[Records excerpted from a collection]
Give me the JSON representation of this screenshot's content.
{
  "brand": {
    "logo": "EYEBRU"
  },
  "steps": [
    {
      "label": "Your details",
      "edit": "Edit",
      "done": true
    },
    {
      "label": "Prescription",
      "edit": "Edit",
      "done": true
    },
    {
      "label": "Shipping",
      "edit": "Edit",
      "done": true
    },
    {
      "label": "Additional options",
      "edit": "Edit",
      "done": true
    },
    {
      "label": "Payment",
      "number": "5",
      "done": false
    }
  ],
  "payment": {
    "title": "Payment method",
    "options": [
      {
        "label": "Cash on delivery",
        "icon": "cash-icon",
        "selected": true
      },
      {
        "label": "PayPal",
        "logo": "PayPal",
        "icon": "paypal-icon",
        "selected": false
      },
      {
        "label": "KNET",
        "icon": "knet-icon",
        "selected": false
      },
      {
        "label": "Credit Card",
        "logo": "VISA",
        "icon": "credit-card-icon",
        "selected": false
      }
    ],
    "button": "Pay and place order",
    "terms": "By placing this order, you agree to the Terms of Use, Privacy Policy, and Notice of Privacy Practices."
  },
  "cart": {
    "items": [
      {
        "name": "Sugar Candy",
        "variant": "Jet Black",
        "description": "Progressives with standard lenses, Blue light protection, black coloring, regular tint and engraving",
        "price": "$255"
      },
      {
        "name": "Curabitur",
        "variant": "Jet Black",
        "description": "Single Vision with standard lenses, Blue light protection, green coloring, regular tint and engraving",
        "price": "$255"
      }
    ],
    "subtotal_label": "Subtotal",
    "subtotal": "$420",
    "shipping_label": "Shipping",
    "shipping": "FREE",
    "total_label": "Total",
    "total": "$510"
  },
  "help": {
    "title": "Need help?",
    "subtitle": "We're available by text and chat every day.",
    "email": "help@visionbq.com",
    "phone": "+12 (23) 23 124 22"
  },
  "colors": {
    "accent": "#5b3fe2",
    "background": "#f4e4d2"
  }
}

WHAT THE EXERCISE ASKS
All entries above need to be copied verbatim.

ANSWER BELOW
Give me the JSON representation of this screenshot's content.
{
  "brand": {
    "logo": "EYEBRU"
  },
  "steps": [
    {
      "label": "Your details",
      "edit": "Edit",
      "done": true
    },
    {
      "label": "Prescription",
      "edit": "Edit",
      "done": true
    },
    {
      "label": "Shipping",
      "edit": "Edit",
      "done": true
    },
    {
      "label": "Additional options",
      "edit": "Edit",
      "done": true
    },
    {
      "label": "Payment",
      "number": "5",
      "done": false
    }
  ],
  "payment": {
    "title": "Payment method",
    "options": [
      {
        "label": "Cash on delivery",
        "icon": "cash-icon",
        "selected": true
      },
      {
        "label": "PayPal",
        "logo": "PayPal",
        "icon": "paypal-icon",
        "selected": false
      },
      {
        "label": "KNET",
        "icon": "knet-icon",
        "selected": false
      },
      {
        "label": "Credit Card",
        "logo": "VISA",
        "icon": "credit-card-icon",
        "selected": false
      }
    ],
    "button": "Pay and place order",
    "terms": "By placing this order, you agree to the Terms of Use, Privacy Policy, and Notice of Privacy Practices."
  },
  "cart": {
    "items": [
      {
        "name": "Sugar Candy",
        "variant": "Jet Black",
        "description": "Progressives with standard lenses, Blue light protection, black coloring, regular tint and engraving",
        "price": "$255"
      },
      {
        "name": "Curabitur",
        "variant": "Jet Black",
        "description": "Single Vision with standard lenses, Blue light protection, green coloring, regular tint and engraving",
        "price": "$255"
      }
    ],
    "subtotal_label": "Subtotal",
    "subtotal": "$420",
    "shipping_label": "Shipping",
    "shipping": "FREE",
    "total_label": "Total",
    "total": "$510"
  },
  "help": {
    "title": "Need help?",
    "subtitle": "We're available by text and chat every day.",
    "email": "help@visionbq.com",
    "phone": "+12 (23) 23 124 22"
  },
  "colors": {
    "accent": "#5b3fe2",
    "background": "#f4e4d2"
  }
}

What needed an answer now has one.